Dusha Sritharan, TEA’s Climate Change Campaigner and Heather Marshall, TEA’s Campaigns Director, urged the committee to act on climate change with strong targets that meet the urgency of the climate crisis and to implement a climate action plan that prioritizes equity and prosperity.
Dusha Sritharan (left) and Heather Marshall (right) from TEA.
Below is a transcript of the address TEA delivered:
Dusha Sirtharan (TEA): Thank you for the opportunity to speak. My name is Dusha Sritharan and I am the Climate Change Campaigner with the Toronto Environmental Alliance.
Heather Marshall (TEA): My name is Heather Marshall, Campaigns Director with TEA. With over 60,000 supporters in the City of Toronto, we work to engage Torontonians on a number of environmental issues including climate change, waste and toxics.
Dusha: We are here today to express our concerns in regards to Bill 4 that will repeal the Climate Change Mitigation and Low-carbon Economy Act. Governments around the world are increasingly faced with the growing challenges and costs of climate change. Here in Ontario, we are no exception. Through more severe storms and flooding, damage to our roads, sewers and other infrastructure - we are already feeling the immense impacts of climate change. As governments around the world step forward to tackle these challenges, we cannot afford to lag behind.
The Ontario Climate Change Action plan provided us with a clear way forward for reducing our emissions. In addition, the cap and trade program provided funding supports for residents and businesses to reduce their emissions. In Toronto alone, more than $300 million dollars from cap and trade revenues was set to be spent on repairing social housing. This was money our city desperately needed to help prevent the closure of buildings in a terrible state of disrepair.
Without a climate action plan, we will derail climate progress across Ontario, and our ability to create many co-benefits for the communities who need it most. The plan isn’t just about reducing emissions. It’s about creating local jobs, supporting local businesses, improving public health and making people’s homes more comfortable.
Heather: Last week, the United Nation’s Intergovernmental Panel on Climate Change released a report highlighting the risks and impacts of 1.5 degrees of global warming. The report makes it clear that we are already experiencing many harmful impacts from 1 degree of global warming.
Right here are home, we can see those impacts through flooding and extreme heat hurting people and damaging infrastructure in our cities; through unpredictable and extreme weather impacting our farmers and our crops; and in Northern Ontario, rising sea levels impacting the access to resources and livelihoods of those communities.
While the IPCC report raises red flags for the threats posed by climate change, it reaffirms that we have many solutions available to address our changing climate. The report recognizes that many governments are already investing in solutions to reduce our emissions, and we need to urgently accelerate those actions.
Dusha: As your government considers how to move forward in addressing these challenges, there are two key components we believe that are necessary for the success of a new plan.
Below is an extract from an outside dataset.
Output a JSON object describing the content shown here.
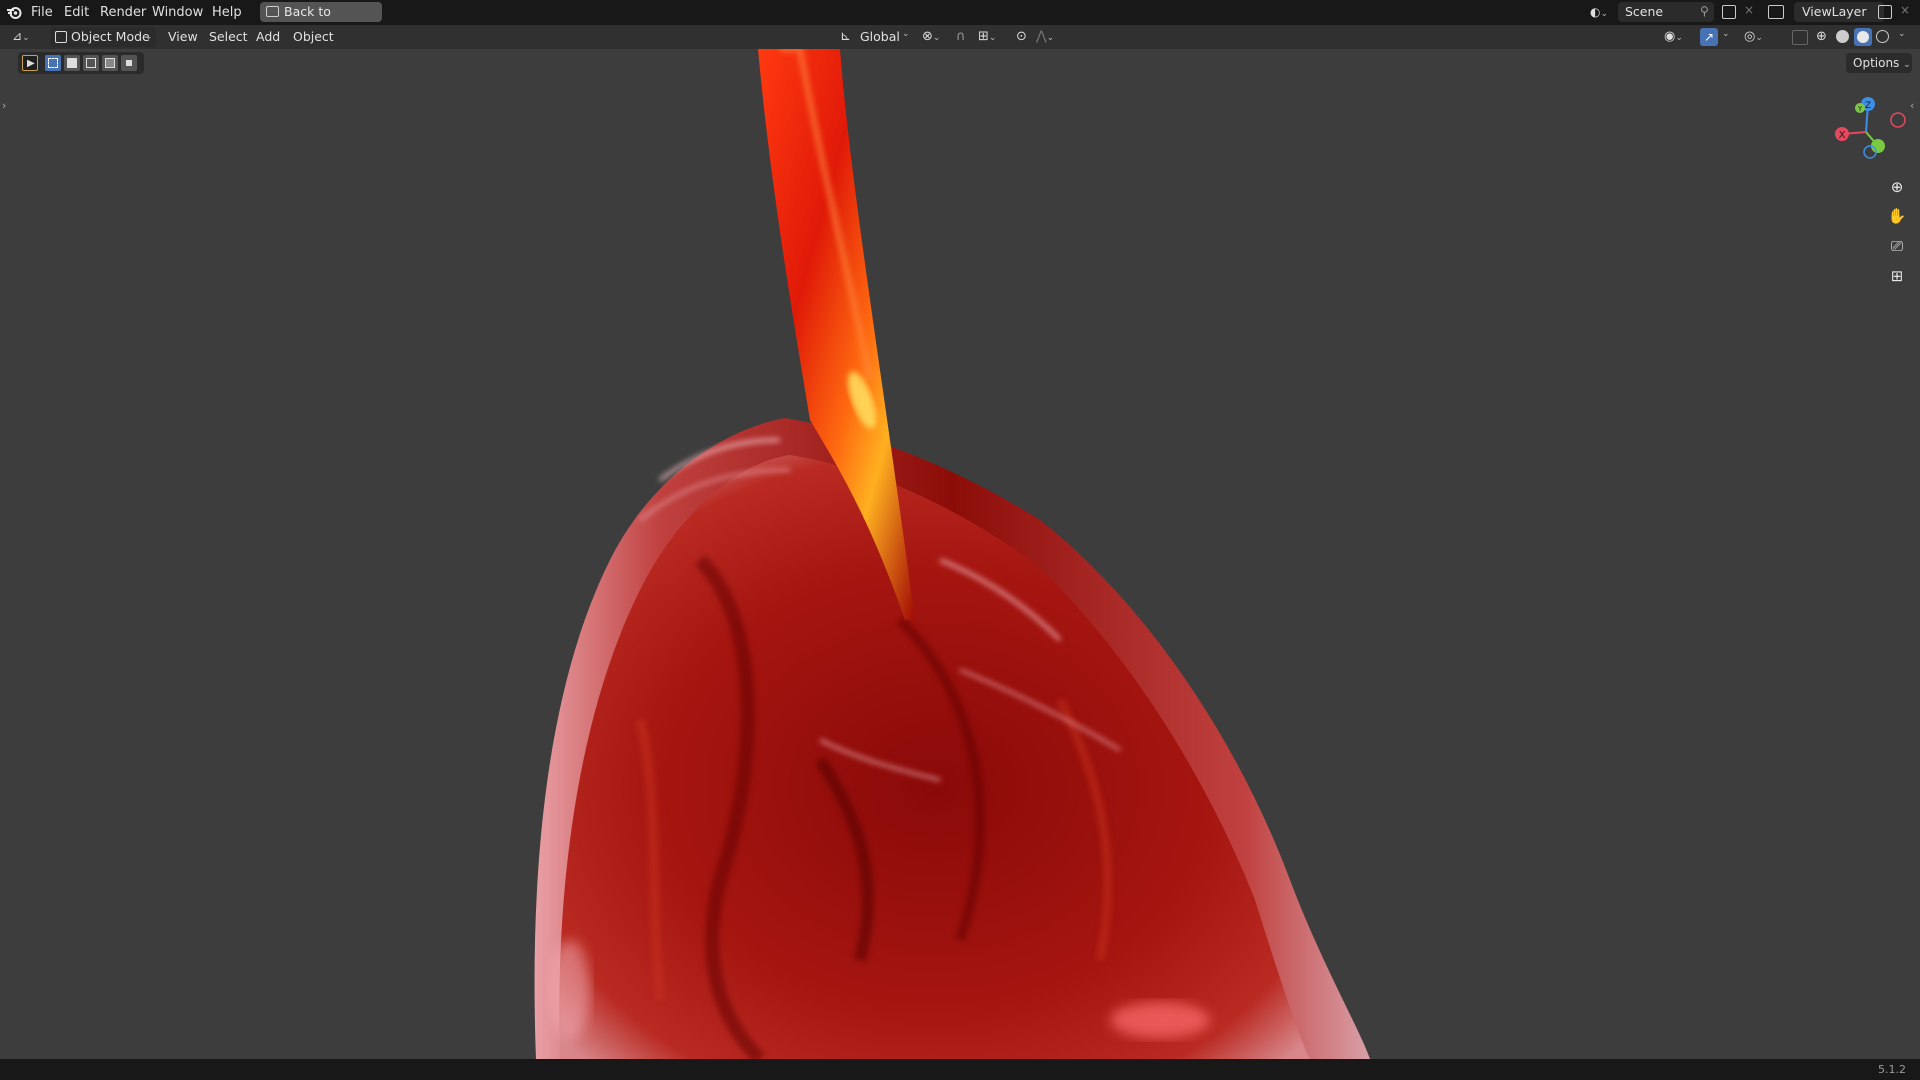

First, a new climate change plan for the province must have clear binding targets that have been informed by climate science. These targets must also adhere to the commitments Canada has made under the Paris Climate Agreement. As highlighted in the IPCC report, these targets aren’t arbitrary or optional. The science tells us we must meet these target to stay below 1.5 degrees warming. We need to make the investments to prevent the harmful impacts posed by climate change, that would otherwise cost us a great deal more in the long run.
Second, we need to ensure that the plan prioritizes improving equity and creating prosperity. There is a huge opportunity to create local jobs, boost local businesses, and improve the quality of life for the people of Ontario. TEA has conducted research on the type of co-benefits we could create through investments in climate actions. From renewable energy projects to deep building retrofits to building new transit - we have a huge opportunity to create jobs and support local economies. By investing in building retrofits, we can help protect affordable housing, improve the comfort of homes for residents, and make it a lot more affordable for families to heat and cool their homes. We need a plan that prioritizes achieving these co-benefits.
Heather: In closing, we need your support in making this happen. Climate change affects all of us, and we need strong political leadership to help us innovate and drive solutions forward. Our organization will be watching this closely, looking for targets and a clear strategy to reach them in ways that improve the living conditions & working opportunities for people most in need. Communities have lots of good ideas about how to tackle climate change locally, so give them a chance. We only have from now until December to get this right.
Thank you so much for providing us with the opportunity to speak today. We’d be happy to answer any questions you might have.